-- What to produce --
Search the entries below. Return every line that has "setup" in it.

-- Supplied material --

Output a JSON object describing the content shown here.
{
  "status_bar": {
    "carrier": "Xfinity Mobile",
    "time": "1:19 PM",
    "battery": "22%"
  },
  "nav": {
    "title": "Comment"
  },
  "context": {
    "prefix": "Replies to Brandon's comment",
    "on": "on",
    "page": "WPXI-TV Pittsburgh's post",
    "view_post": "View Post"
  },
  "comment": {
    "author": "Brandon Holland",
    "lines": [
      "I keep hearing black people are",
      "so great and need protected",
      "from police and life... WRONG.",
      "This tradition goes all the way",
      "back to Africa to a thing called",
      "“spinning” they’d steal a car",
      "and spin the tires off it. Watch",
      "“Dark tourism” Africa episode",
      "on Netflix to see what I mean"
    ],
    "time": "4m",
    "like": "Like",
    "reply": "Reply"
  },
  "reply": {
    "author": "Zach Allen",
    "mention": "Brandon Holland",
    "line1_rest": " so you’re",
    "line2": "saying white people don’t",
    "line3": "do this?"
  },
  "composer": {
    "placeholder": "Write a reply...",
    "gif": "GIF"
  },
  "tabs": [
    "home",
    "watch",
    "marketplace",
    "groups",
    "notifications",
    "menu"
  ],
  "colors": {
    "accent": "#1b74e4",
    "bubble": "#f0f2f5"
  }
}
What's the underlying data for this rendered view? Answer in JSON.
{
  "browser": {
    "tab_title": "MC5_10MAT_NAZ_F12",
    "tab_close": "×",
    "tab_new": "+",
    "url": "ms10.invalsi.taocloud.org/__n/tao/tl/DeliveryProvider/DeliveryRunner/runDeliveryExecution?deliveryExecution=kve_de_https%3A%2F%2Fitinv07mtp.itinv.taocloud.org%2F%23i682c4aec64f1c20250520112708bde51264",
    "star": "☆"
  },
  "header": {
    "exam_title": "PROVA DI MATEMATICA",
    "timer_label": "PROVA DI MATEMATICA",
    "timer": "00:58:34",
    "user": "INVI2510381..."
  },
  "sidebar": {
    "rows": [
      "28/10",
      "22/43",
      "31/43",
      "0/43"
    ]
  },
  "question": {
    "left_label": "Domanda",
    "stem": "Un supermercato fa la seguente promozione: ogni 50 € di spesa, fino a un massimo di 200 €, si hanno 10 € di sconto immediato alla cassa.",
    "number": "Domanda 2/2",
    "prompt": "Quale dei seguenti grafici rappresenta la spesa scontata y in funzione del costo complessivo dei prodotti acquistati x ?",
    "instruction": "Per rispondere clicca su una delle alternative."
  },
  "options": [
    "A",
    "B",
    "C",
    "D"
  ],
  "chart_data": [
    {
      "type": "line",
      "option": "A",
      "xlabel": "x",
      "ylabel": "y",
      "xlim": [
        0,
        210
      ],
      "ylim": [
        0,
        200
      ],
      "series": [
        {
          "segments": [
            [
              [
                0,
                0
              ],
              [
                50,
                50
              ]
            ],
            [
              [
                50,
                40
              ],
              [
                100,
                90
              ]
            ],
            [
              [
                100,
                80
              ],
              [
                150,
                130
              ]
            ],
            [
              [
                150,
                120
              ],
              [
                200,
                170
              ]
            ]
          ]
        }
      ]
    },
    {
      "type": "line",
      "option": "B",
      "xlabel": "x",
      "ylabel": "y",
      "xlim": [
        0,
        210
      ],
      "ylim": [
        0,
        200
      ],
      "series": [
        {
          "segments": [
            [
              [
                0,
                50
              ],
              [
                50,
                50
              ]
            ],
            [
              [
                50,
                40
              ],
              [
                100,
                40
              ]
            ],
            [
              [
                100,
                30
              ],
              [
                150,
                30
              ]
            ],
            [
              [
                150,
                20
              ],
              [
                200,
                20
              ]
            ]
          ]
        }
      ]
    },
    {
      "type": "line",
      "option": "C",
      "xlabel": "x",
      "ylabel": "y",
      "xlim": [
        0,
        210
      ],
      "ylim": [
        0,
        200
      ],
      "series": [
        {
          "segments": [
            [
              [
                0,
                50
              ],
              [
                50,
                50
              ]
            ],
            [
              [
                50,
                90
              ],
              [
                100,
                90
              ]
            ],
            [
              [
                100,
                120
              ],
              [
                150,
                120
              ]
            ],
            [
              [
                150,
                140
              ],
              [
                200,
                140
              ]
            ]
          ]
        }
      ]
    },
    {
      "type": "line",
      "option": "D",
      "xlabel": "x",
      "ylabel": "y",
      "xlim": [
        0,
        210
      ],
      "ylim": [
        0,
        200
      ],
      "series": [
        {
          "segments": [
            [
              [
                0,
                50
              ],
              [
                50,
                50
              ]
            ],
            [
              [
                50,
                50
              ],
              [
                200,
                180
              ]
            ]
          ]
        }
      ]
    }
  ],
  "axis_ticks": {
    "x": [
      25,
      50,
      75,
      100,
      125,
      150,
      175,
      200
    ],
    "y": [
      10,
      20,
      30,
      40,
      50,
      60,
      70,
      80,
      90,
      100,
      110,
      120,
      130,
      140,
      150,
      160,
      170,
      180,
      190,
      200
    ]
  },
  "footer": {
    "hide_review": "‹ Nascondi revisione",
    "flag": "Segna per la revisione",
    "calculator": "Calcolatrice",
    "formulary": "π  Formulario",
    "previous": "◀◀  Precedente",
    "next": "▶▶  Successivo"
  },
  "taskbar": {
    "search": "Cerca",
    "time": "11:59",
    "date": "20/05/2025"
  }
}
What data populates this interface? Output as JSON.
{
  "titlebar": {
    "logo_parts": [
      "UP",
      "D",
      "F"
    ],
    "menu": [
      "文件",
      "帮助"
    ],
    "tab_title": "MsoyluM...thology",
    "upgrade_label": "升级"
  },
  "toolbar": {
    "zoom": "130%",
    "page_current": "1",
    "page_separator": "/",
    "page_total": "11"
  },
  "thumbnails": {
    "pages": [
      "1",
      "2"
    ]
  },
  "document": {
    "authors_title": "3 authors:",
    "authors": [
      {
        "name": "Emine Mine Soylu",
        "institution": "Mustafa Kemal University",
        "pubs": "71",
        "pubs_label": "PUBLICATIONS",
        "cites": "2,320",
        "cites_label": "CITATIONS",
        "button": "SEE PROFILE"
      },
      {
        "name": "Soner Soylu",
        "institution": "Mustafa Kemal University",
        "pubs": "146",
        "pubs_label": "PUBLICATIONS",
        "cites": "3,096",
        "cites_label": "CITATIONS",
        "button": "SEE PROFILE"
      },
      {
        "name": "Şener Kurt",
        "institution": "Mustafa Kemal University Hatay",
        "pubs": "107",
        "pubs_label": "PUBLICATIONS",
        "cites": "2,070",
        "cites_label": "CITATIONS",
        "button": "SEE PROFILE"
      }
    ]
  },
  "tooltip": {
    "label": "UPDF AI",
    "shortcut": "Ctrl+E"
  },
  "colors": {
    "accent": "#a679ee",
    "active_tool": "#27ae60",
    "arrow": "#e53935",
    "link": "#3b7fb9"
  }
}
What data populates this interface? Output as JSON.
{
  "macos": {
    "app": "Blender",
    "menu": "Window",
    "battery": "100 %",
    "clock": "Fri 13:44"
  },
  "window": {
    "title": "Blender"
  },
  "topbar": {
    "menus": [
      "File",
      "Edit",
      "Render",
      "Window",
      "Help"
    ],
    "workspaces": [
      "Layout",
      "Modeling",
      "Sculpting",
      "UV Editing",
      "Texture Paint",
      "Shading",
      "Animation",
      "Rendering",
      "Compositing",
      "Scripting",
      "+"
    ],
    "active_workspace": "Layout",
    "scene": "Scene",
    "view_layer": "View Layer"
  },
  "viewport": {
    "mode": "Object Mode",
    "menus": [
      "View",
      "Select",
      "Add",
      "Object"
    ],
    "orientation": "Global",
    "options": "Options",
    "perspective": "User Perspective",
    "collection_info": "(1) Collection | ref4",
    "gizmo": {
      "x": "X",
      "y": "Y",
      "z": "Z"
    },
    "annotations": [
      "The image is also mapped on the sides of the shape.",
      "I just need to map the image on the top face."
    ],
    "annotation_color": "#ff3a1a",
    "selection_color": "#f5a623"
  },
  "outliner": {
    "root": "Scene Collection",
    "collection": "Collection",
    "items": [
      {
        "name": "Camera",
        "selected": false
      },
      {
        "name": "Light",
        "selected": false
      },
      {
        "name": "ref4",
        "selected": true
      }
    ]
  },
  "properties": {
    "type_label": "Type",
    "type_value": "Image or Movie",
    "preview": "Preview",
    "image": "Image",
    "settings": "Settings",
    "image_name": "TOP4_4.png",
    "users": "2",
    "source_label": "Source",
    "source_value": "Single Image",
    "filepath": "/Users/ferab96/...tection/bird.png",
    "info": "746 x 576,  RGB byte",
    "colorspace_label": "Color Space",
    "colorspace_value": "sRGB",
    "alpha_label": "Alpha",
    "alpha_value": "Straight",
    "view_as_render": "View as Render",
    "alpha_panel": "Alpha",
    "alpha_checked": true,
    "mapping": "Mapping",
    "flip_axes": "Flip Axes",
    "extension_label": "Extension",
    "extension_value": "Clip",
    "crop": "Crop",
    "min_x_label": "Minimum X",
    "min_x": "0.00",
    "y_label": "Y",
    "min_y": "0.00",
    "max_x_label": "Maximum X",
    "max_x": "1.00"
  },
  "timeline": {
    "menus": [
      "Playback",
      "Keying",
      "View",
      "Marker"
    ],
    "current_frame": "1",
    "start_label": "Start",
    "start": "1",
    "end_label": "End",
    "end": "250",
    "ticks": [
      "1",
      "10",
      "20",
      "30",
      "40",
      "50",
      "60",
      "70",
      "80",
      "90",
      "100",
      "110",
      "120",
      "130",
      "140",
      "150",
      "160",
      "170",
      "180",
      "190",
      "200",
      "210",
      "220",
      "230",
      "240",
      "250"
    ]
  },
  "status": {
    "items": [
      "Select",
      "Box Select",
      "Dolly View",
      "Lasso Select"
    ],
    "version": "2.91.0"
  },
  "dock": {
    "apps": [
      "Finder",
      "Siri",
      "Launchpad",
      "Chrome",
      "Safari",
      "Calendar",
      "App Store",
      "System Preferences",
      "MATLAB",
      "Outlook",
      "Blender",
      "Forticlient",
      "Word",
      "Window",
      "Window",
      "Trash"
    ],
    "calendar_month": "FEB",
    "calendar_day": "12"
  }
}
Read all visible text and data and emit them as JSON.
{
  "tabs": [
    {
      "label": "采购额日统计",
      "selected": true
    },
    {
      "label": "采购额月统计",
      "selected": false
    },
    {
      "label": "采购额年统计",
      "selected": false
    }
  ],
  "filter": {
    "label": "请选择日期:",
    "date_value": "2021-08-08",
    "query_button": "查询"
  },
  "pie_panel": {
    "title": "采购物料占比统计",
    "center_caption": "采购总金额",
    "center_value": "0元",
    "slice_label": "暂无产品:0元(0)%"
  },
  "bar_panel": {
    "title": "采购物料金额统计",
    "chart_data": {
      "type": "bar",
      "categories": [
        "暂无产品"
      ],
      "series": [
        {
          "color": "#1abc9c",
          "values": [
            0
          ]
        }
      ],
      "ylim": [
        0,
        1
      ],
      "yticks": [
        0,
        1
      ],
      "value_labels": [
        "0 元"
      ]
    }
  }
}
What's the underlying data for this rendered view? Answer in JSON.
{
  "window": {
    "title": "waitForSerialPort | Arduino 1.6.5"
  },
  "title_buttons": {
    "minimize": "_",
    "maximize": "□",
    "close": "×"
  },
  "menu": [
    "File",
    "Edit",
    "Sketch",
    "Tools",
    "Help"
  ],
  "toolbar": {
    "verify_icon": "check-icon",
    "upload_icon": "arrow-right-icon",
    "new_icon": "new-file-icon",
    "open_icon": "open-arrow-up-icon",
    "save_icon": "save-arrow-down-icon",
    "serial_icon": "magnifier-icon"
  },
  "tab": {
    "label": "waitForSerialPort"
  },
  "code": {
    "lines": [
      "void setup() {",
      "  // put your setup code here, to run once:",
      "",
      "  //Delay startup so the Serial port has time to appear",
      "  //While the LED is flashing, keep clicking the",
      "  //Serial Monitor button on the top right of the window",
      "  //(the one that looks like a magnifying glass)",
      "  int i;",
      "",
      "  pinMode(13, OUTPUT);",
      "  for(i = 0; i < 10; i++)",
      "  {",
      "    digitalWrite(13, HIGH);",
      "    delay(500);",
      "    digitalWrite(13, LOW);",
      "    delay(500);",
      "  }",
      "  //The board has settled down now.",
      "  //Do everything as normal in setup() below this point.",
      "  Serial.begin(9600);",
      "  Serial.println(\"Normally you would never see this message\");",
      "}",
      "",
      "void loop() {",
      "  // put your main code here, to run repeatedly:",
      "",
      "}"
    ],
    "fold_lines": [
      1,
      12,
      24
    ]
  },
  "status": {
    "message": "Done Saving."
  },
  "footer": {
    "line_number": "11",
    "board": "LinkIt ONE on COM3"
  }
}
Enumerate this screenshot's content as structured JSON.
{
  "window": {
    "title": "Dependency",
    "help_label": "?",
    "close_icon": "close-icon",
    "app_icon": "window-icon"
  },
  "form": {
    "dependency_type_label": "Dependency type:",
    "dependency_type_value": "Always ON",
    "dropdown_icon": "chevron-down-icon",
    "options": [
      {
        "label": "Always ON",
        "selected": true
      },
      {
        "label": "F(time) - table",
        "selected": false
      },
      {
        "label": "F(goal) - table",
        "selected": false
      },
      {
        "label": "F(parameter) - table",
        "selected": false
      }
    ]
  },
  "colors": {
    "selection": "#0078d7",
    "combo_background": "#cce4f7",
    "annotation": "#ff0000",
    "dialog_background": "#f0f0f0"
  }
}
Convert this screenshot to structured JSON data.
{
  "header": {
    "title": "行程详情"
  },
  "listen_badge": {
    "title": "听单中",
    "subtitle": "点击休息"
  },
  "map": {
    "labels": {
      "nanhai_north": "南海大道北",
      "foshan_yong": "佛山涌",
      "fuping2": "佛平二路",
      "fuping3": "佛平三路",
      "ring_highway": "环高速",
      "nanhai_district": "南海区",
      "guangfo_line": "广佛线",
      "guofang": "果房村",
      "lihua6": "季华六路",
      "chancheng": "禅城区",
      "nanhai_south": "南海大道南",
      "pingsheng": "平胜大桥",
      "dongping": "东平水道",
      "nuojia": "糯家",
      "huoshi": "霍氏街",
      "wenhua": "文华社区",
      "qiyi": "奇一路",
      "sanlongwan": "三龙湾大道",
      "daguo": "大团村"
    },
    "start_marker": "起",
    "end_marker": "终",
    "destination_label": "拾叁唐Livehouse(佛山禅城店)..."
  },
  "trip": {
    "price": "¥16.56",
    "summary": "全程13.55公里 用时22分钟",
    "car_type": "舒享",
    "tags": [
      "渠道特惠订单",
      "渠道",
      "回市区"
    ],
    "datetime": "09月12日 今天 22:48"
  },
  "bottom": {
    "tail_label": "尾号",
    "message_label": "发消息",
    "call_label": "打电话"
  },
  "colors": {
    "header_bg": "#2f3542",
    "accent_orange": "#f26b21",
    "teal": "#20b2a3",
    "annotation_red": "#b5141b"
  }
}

-- Exercise response --
      "void setup() {",
      "  // put your setup code here, to run once:",
      "  //Do everything as normal in setup() below this point.",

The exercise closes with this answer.